**Activity**
Please repeat, precisely as written, only the lines from the one containing "Extract the structured" through the last line of the records below, pictures omitted.

Items from an interface collection
————————
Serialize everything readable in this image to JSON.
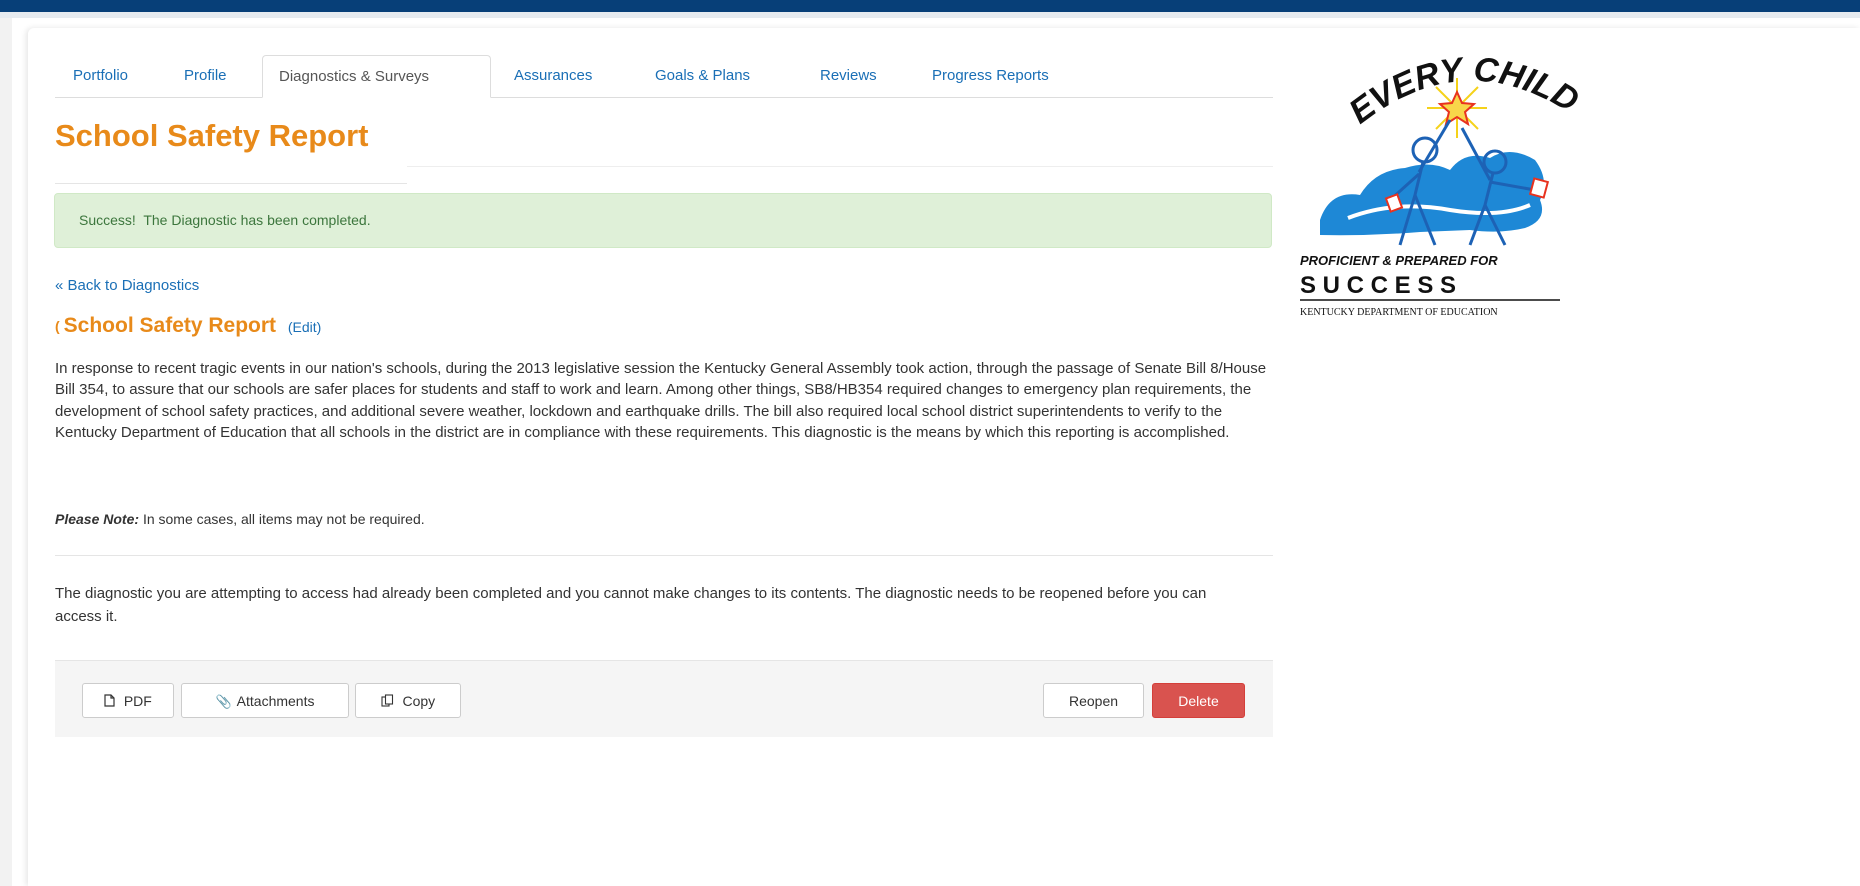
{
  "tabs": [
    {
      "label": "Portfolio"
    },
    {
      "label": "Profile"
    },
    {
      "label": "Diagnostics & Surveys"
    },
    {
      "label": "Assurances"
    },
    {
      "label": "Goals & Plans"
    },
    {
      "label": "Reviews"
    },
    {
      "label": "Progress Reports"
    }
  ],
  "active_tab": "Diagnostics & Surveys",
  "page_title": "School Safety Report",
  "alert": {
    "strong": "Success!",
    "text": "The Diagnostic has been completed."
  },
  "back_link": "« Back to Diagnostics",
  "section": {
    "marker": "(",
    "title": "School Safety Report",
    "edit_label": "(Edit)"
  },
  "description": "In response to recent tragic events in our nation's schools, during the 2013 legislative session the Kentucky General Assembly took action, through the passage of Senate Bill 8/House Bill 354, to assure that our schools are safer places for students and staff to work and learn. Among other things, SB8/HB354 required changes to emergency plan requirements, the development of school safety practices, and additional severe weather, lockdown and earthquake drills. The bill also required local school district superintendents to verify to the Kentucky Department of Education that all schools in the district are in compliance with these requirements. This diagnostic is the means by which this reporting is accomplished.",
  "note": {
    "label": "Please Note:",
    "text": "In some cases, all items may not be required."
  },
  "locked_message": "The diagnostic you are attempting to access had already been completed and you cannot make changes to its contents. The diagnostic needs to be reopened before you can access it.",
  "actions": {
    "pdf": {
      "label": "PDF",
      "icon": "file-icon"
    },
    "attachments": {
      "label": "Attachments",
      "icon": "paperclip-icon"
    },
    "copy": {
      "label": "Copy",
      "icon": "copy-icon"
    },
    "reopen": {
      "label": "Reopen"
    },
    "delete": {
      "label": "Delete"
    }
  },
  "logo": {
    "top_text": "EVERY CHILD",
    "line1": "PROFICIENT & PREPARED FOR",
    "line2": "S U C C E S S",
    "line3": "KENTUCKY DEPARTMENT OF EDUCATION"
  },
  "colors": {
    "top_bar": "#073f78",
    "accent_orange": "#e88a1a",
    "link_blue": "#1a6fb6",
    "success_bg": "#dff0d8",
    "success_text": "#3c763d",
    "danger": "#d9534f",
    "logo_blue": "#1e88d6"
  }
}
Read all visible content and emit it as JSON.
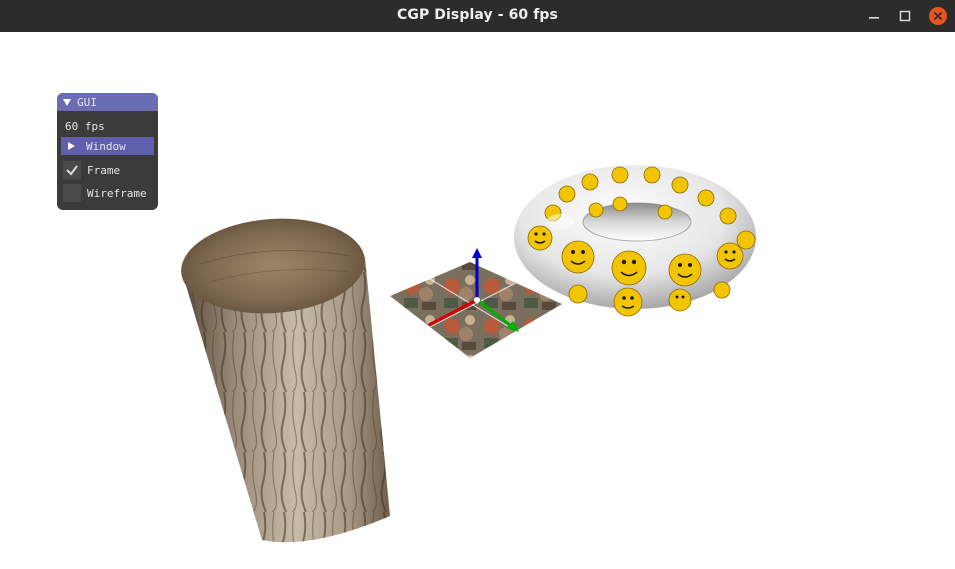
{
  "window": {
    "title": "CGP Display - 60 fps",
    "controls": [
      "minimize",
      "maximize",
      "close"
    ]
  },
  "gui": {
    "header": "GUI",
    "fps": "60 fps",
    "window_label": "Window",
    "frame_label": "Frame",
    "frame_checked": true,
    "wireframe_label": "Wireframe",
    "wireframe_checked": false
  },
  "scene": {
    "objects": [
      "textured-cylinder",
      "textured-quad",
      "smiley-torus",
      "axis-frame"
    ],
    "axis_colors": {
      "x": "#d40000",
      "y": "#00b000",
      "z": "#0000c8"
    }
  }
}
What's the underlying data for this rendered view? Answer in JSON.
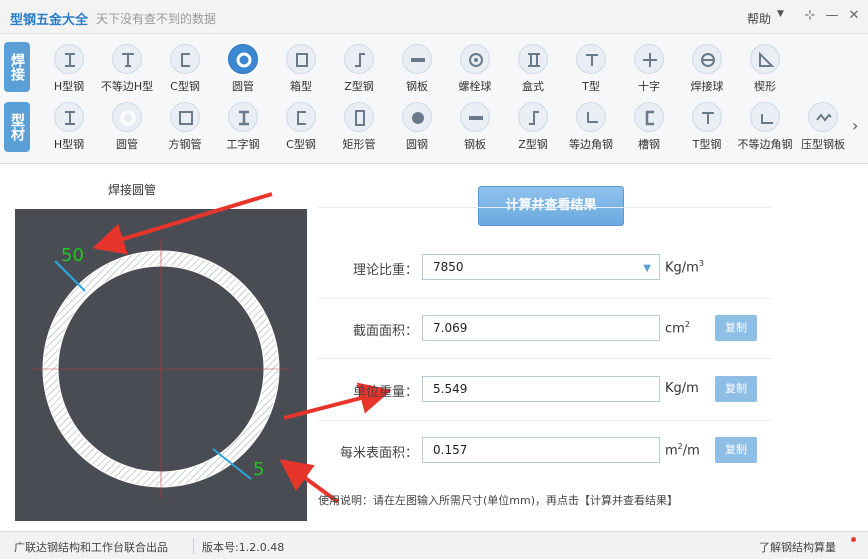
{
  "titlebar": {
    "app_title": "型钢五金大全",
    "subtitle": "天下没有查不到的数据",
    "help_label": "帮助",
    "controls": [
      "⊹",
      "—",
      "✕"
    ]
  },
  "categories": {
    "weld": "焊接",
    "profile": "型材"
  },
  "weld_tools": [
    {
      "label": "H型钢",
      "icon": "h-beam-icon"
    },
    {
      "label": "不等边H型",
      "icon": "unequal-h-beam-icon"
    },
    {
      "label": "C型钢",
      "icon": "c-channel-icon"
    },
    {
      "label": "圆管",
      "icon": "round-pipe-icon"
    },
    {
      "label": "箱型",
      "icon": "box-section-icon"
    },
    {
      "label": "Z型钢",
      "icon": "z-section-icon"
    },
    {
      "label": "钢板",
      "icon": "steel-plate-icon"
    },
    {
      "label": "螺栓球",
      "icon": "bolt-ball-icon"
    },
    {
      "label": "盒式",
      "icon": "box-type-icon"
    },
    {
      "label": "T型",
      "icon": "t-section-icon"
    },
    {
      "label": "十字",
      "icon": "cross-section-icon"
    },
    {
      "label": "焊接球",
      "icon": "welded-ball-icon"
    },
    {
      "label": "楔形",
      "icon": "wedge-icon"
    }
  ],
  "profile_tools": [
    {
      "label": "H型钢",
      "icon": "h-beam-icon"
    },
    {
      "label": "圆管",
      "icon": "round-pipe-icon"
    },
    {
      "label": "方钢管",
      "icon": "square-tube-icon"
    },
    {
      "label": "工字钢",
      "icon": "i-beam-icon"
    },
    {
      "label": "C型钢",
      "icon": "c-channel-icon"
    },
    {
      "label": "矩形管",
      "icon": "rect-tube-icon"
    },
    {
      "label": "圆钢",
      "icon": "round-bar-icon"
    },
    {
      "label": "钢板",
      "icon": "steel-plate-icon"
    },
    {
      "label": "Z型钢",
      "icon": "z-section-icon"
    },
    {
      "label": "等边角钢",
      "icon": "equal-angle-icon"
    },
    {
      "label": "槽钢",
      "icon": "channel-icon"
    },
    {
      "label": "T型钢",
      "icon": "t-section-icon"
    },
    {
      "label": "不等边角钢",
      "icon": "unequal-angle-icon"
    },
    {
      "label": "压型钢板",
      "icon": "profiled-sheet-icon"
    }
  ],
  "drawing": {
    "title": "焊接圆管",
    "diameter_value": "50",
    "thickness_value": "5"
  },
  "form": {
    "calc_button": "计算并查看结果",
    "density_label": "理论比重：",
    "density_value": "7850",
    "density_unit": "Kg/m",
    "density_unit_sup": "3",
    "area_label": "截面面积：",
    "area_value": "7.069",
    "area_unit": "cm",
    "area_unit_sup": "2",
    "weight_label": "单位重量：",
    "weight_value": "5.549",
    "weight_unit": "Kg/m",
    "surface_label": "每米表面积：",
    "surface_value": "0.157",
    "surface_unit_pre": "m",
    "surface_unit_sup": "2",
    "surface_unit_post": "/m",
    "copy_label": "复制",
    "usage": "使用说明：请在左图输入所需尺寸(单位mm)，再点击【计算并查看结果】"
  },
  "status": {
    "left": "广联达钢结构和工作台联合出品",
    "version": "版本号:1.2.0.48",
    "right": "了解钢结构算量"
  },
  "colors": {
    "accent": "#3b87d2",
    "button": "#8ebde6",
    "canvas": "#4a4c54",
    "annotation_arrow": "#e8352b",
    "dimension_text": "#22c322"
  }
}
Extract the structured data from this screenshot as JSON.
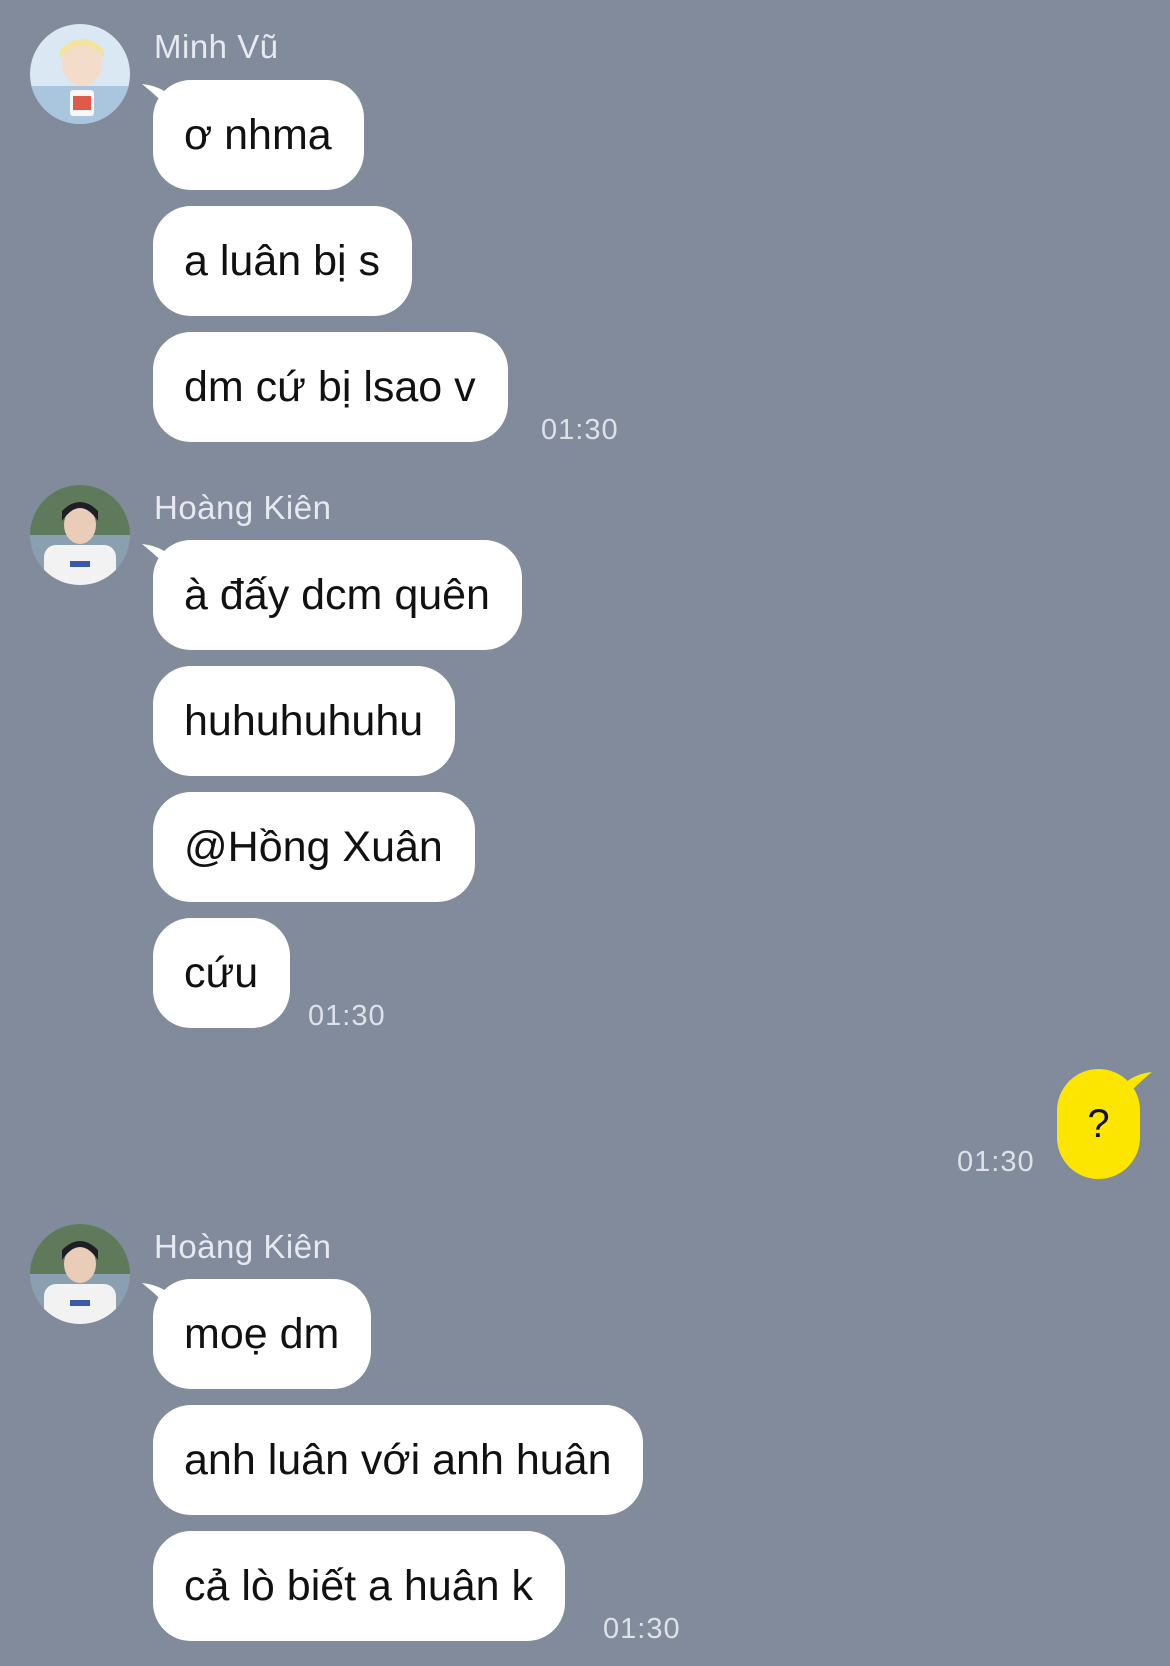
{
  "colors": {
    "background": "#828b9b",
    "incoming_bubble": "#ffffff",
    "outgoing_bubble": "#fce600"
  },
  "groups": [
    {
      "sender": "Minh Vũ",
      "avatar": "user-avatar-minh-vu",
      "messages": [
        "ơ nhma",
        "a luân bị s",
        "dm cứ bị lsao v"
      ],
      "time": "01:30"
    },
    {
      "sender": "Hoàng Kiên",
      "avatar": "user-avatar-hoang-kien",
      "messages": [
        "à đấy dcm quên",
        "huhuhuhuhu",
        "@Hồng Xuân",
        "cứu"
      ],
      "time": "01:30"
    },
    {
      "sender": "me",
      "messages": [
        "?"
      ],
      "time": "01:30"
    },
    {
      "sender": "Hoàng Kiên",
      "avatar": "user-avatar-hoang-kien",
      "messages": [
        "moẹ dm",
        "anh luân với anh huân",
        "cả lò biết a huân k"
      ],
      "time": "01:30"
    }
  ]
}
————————
**Exercise output**
Extract the structured data from this screenshot as JSON.
{
  "colors": {
    "background": "#828b9b",
    "incoming_bubble": "#ffffff",
    "outgoing_bubble": "#fce600"
  },
  "groups": [
    {
      "sender": "Minh Vũ",
      "avatar": "user-avatar-minh-vu",
      "messages": [
        "ơ nhma",
        "a luân bị s",
        "dm cứ bị lsao v"
      ],
      "time": "01:30"
    },
    {
      "sender": "Hoàng Kiên",
      "avatar": "user-avatar-hoang-kien",
      "messages": [
        "à đấy dcm quên",
        "huhuhuhuhu",
        "@Hồng Xuân",
        "cứu"
      ],
      "time": "01:30"
    },
    {
      "sender": "me",
      "messages": [
        "?"
      ],
      "time": "01:30"
    },
    {
      "sender": "Hoàng Kiên",
      "avatar": "user-avatar-hoang-kien",
      "messages": [
        "moẹ dm",
        "anh luân với anh huân",
        "cả lò biết a huân k"
      ],
      "time": "01:30"
    }
  ]
}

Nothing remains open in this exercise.